## [BRIEF]
Give back each entry exactly as written, apart from the pictures.

--- SOURCE MATERIAL ---

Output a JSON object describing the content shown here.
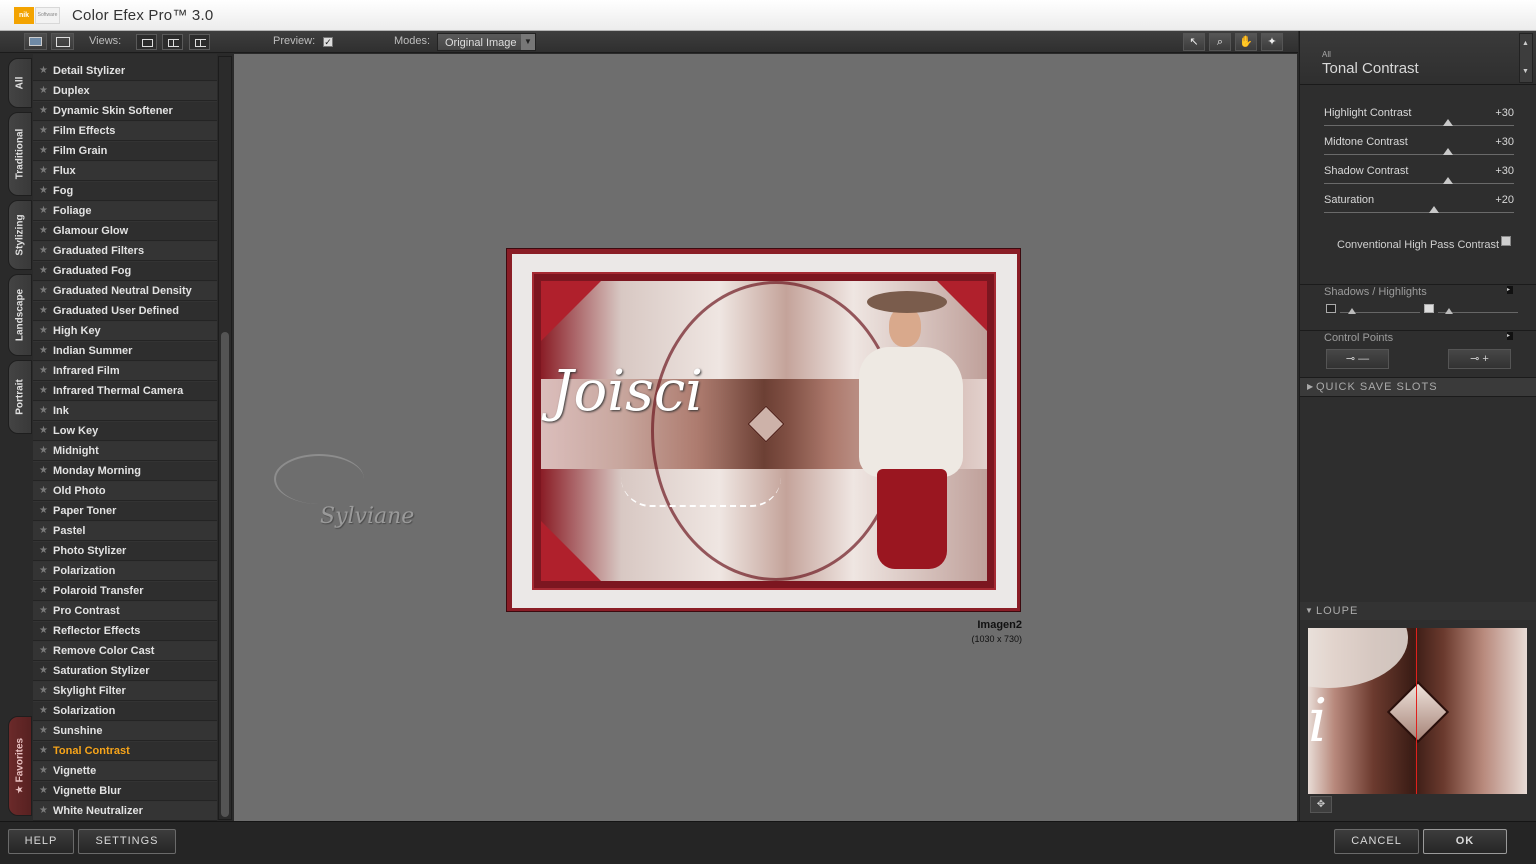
{
  "app": {
    "title": "Color Efex Pro™ 3.0",
    "logo_text": "nik",
    "logo_sub": "Software"
  },
  "toolbar": {
    "views_label": "Views:",
    "preview_label": "Preview:",
    "preview_checked": true,
    "modes_label": "Modes:",
    "modes_value": "Original Image"
  },
  "tabs": [
    "All",
    "Traditional",
    "Stylizing",
    "Landscape",
    "Portrait",
    "Favorites"
  ],
  "filters": [
    "Detail Stylizer",
    "Duplex",
    "Dynamic Skin Softener",
    "Film Effects",
    "Film Grain",
    "Flux",
    "Fog",
    "Foliage",
    "Glamour Glow",
    "Graduated Filters",
    "Graduated Fog",
    "Graduated Neutral Density",
    "Graduated User Defined",
    "High Key",
    "Indian Summer",
    "Infrared Film",
    "Infrared Thermal Camera",
    "Ink",
    "Low Key",
    "Midnight",
    "Monday Morning",
    "Old Photo",
    "Paper Toner",
    "Pastel",
    "Photo Stylizer",
    "Polarization",
    "Polaroid Transfer",
    "Pro Contrast",
    "Reflector Effects",
    "Remove Color Cast",
    "Saturation Stylizer",
    "Skylight Filter",
    "Solarization",
    "Sunshine",
    "Tonal Contrast",
    "Vignette",
    "Vignette Blur",
    "White Neutralizer"
  ],
  "active_filter": "Tonal Contrast",
  "canvas": {
    "image_name": "Imagen2",
    "image_size": "(1030 x 730)",
    "signature_text": "Joisci",
    "watermark_text": "Sylviane"
  },
  "panel": {
    "category": "All",
    "title": "Tonal Contrast",
    "sliders": [
      {
        "label": "Highlight Contrast",
        "value": "+30",
        "level": 0.65
      },
      {
        "label": "Midtone Contrast",
        "value": "+30",
        "level": 0.65
      },
      {
        "label": "Shadow Contrast",
        "value": "+30",
        "level": 0.65
      },
      {
        "label": "Saturation",
        "value": "+20",
        "level": 0.58
      }
    ],
    "checkbox_label": "Conventional High Pass Contrast",
    "shadows_highlights_label": "Shadows / Highlights",
    "control_points_label": "Control Points",
    "cp_minus": "—",
    "cp_plus": "+",
    "quick_save_label": "QUICK SAVE SLOTS",
    "loupe_label": "LOUPE"
  },
  "bottom": {
    "help": "HELP",
    "settings": "SETTINGS",
    "cancel": "CANCEL",
    "ok": "OK"
  },
  "colors": {
    "accent": "#f6a41a",
    "frame": "#8a1d26",
    "canvas_bg": "#6e6e6e"
  }
}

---

## [SOLUTION TO THIS EXERCISE]
Output a JSON object describing the content shown here.
{
  "app": {
    "title": "Color Efex Pro™ 3.0",
    "logo_text": "nik",
    "logo_sub": "Software"
  },
  "toolbar": {
    "views_label": "Views:",
    "preview_label": "Preview:",
    "preview_checked": true,
    "modes_label": "Modes:",
    "modes_value": "Original Image"
  },
  "tabs": [
    "All",
    "Traditional",
    "Stylizing",
    "Landscape",
    "Portrait",
    "Favorites"
  ],
  "filters": [
    "Detail Stylizer",
    "Duplex",
    "Dynamic Skin Softener",
    "Film Effects",
    "Film Grain",
    "Flux",
    "Fog",
    "Foliage",
    "Glamour Glow",
    "Graduated Filters",
    "Graduated Fog",
    "Graduated Neutral Density",
    "Graduated User Defined",
    "High Key",
    "Indian Summer",
    "Infrared Film",
    "Infrared Thermal Camera",
    "Ink",
    "Low Key",
    "Midnight",
    "Monday Morning",
    "Old Photo",
    "Paper Toner",
    "Pastel",
    "Photo Stylizer",
    "Polarization",
    "Polaroid Transfer",
    "Pro Contrast",
    "Reflector Effects",
    "Remove Color Cast",
    "Saturation Stylizer",
    "Skylight Filter",
    "Solarization",
    "Sunshine",
    "Tonal Contrast",
    "Vignette",
    "Vignette Blur",
    "White Neutralizer"
  ],
  "active_filter": "Tonal Contrast",
  "canvas": {
    "image_name": "Imagen2",
    "image_size": "(1030 x 730)",
    "signature_text": "Joisci",
    "watermark_text": "Sylviane"
  },
  "panel": {
    "category": "All",
    "title": "Tonal Contrast",
    "sliders": [
      {
        "label": "Highlight Contrast",
        "value": "+30",
        "level": 0.65
      },
      {
        "label": "Midtone Contrast",
        "value": "+30",
        "level": 0.65
      },
      {
        "label": "Shadow Contrast",
        "value": "+30",
        "level": 0.65
      },
      {
        "label": "Saturation",
        "value": "+20",
        "level": 0.58
      }
    ],
    "checkbox_label": "Conventional High Pass Contrast",
    "shadows_highlights_label": "Shadows / Highlights",
    "control_points_label": "Control Points",
    "cp_minus": "—",
    "cp_plus": "+",
    "quick_save_label": "QUICK SAVE SLOTS",
    "loupe_label": "LOUPE"
  },
  "bottom": {
    "help": "HELP",
    "settings": "SETTINGS",
    "cancel": "CANCEL",
    "ok": "OK"
  },
  "colors": {
    "accent": "#f6a41a",
    "frame": "#8a1d26",
    "canvas_bg": "#6e6e6e"
  }
}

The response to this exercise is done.